Another area in which OSHA has specific requirements for truck tires without the LT  designation is tire inflation. C-metric and tires with 17.5/19.5-inch rim diameters must be inflated with OSHA-compliant inflation equipment in an OSHA-compliant restraining device. While the average retail tire dealer has all of the necessary tools to properly inflate LT tires, they may not have the required equipment for the C-metric and 17.5/19.5-inch rim diameters. The technicians may also lack the proper training required by OSHA, which places the fleet in a difficult position if a tire failure results in an accident. A completely different set of rules governs the servicing of tires without the LT in the size designation. Vendor selection becomes more important when OSHA compliance is an issue during litigation.

See also: Tire makers discuss spec'ing commercial tires by duty cycle

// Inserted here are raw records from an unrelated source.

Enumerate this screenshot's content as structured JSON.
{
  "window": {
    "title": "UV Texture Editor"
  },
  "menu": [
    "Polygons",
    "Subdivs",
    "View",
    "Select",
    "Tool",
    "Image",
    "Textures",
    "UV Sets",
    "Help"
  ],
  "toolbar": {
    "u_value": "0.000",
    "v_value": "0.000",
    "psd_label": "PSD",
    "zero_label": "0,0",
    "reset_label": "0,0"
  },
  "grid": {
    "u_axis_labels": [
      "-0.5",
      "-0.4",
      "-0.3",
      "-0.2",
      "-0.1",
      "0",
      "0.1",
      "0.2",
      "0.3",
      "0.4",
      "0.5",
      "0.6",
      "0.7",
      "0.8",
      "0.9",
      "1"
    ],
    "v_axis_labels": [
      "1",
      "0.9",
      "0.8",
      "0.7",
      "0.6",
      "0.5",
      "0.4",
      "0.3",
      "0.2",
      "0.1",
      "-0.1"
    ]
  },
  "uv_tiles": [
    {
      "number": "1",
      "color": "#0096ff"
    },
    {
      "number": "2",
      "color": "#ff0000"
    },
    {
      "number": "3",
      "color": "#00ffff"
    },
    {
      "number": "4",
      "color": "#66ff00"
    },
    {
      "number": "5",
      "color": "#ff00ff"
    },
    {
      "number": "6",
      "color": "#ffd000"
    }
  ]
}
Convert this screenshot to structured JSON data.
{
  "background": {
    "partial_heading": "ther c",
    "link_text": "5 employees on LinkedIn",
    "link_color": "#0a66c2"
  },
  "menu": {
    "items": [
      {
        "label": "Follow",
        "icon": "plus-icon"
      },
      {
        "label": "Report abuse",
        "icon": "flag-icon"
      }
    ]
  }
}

Retreading is the next major difference. The LT and European C-metric tires can be retreaded, but many of them are not necessarily designed for an additional lifespan after the original tread is worn. On the other hand, name-brand 17.5 and 19.5 tires are engineered for retreading, and thousands of them are successfully retreaded every day to help fleets with last-mile vehicles lower operating costs. The all-steel casings are more durable than the fabric construction found on LT and C-metric, so retreading is easier. With an inflation maintenance program in place and followed regularly, fleets can expect multiple retreads from quality casings just like their 22.5-inch counterparts.

Last-mile tires are not getting cheaper, and performance differences between name-brand and offshore manufacturers can be significant. Maintenance plays a huge role. Last-mile fleets should expect costs to continue rising without an effective cradle-to-grave tire program that takes everything into account, especially in the area of inflation.

This article was originally published on FleetOwner.com.

About the Author

Kevin Rohlwing | Senior Vice President of Training

Kevin Rohlwing is the Senior Vice President of Training for the Tire Industry Association (TIA). He started in the tire business more than 32 years ago as a technician in his family’s dealership in Elgin, Illinois, where he also worked as a salesman and service manager.

In 1996, he joined the International Tire and Rubber Association (ITRA), the predecessor of TIA, as the Director of Commercial Tire Service. Kevin created and produced the Association’s training and certification programs that have educated more than 90,000 technicians since 1997.

In 2011, he was awarded the Silver Spark Plug for excellence in fleet maintenance from the Technology and Maintenance Council of the American Trucking Assns.